Every line containing "chevron" should be identified and copied from the data below.

:: Data to process

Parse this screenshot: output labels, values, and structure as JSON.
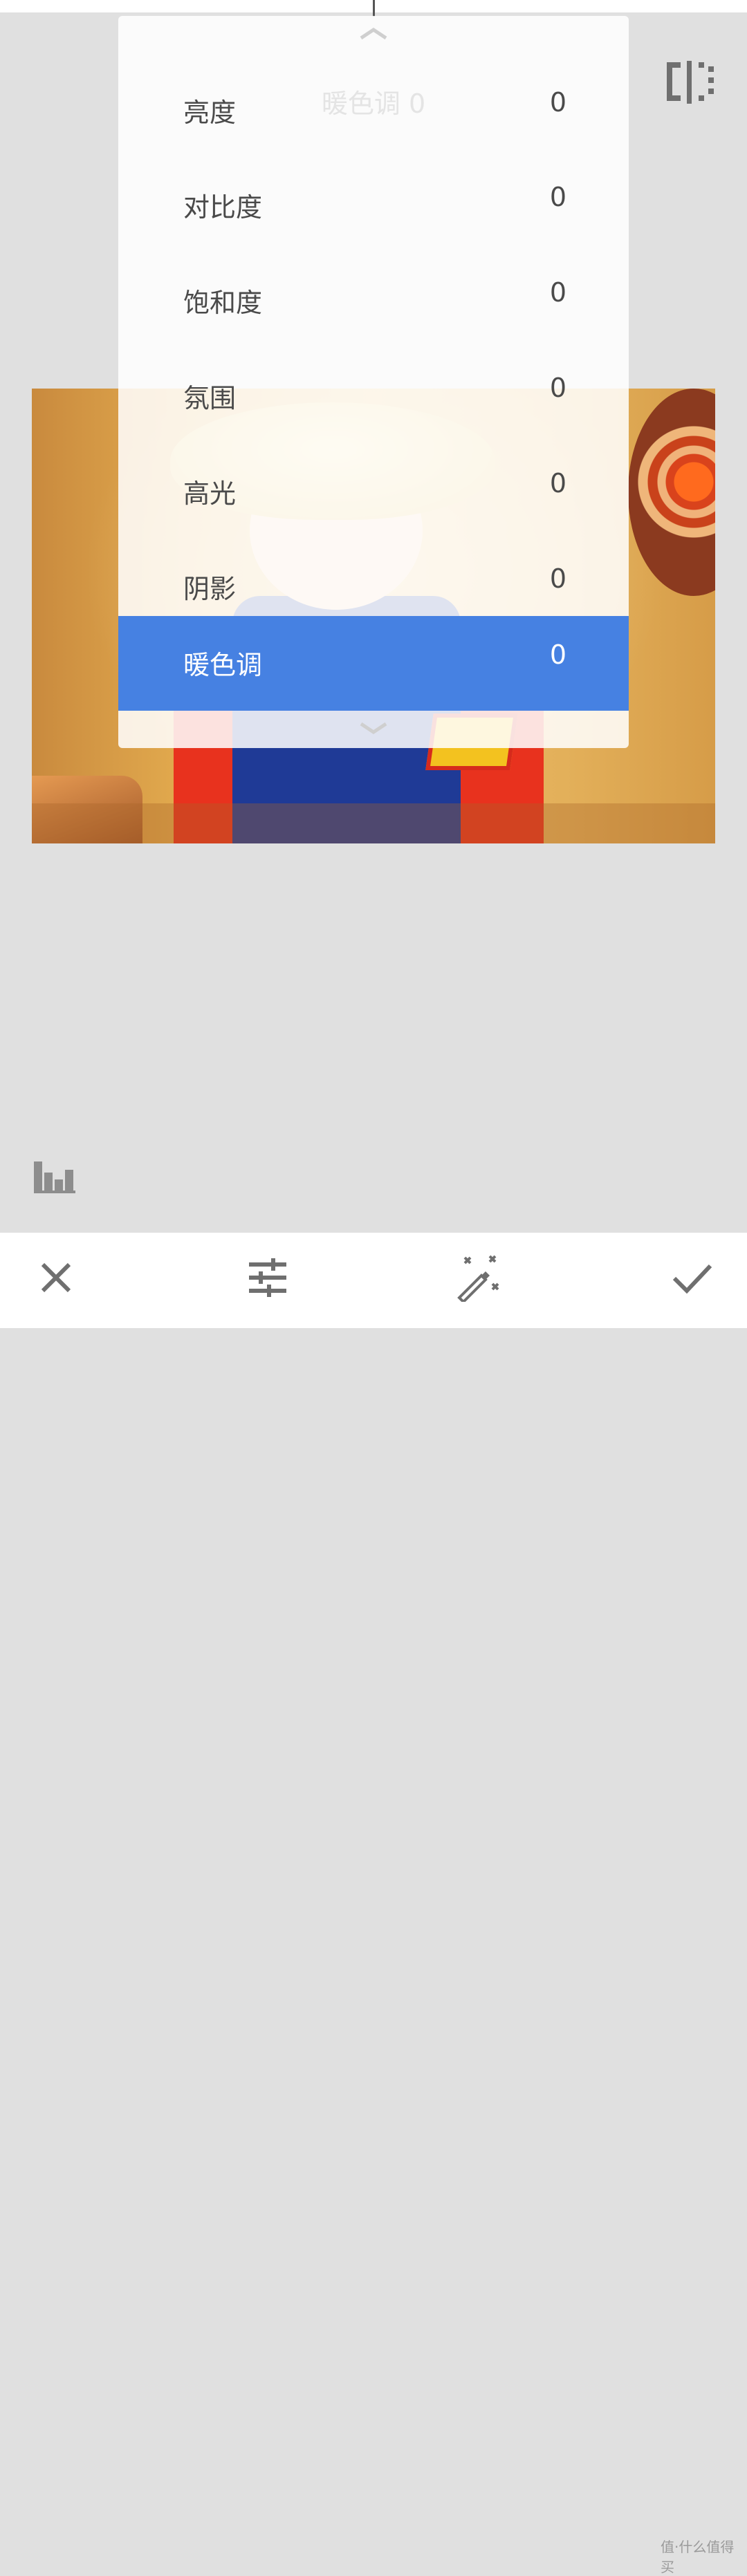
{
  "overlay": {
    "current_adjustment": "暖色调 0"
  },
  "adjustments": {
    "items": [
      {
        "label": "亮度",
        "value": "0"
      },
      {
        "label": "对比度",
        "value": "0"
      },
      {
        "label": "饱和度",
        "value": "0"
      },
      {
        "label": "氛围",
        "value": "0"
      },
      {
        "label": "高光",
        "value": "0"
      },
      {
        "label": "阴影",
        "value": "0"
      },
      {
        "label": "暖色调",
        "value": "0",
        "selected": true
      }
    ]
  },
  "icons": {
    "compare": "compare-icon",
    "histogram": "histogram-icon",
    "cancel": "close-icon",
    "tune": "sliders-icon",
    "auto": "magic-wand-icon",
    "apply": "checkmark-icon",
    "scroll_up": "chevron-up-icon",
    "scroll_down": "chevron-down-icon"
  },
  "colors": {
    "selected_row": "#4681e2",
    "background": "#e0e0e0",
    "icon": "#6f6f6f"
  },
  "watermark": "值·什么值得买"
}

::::

Reply to the exercise
    "scroll_up": "chevron-up-icon",
    "scroll_down": "chevron-down-icon"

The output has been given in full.